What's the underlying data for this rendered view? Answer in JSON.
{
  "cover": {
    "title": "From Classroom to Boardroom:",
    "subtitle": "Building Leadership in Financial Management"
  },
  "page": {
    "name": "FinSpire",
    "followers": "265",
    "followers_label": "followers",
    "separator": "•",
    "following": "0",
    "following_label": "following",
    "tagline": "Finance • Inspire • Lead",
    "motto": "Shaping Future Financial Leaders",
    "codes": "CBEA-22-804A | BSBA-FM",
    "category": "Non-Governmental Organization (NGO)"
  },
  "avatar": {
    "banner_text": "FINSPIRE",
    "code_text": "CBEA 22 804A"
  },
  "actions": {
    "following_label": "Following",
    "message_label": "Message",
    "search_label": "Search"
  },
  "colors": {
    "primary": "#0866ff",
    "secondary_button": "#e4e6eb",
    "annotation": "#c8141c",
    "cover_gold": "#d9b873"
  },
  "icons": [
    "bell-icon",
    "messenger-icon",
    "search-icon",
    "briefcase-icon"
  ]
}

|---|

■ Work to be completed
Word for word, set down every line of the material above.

■ Answer to this exercise
What's the underlying data for this rendered view? Answer in JSON.
{
  "cover": {
    "title": "From Classroom to Boardroom:",
    "subtitle": "Building Leadership in Financial Management"
  },
  "page": {
    "name": "FinSpire",
    "followers": "265",
    "followers_label": "followers",
    "separator": "•",
    "following": "0",
    "following_label": "following",
    "tagline": "Finance • Inspire • Lead",
    "motto": "Shaping Future Financial Leaders",
    "codes": "CBEA-22-804A | BSBA-FM",
    "category": "Non-Governmental Organization (NGO)"
  },
  "avatar": {
    "banner_text": "FINSPIRE",
    "code_text": "CBEA 22 804A"
  },
  "actions": {
    "following_label": "Following",
    "message_label": "Message",
    "search_label": "Search"
  },
  "colors": {
    "primary": "#0866ff",
    "secondary_button": "#e4e6eb",
    "annotation": "#c8141c",
    "cover_gold": "#d9b873"
  },
  "icons": [
    "bell-icon",
    "messenger-icon",
    "search-icon",
    "briefcase-icon"
  ]
}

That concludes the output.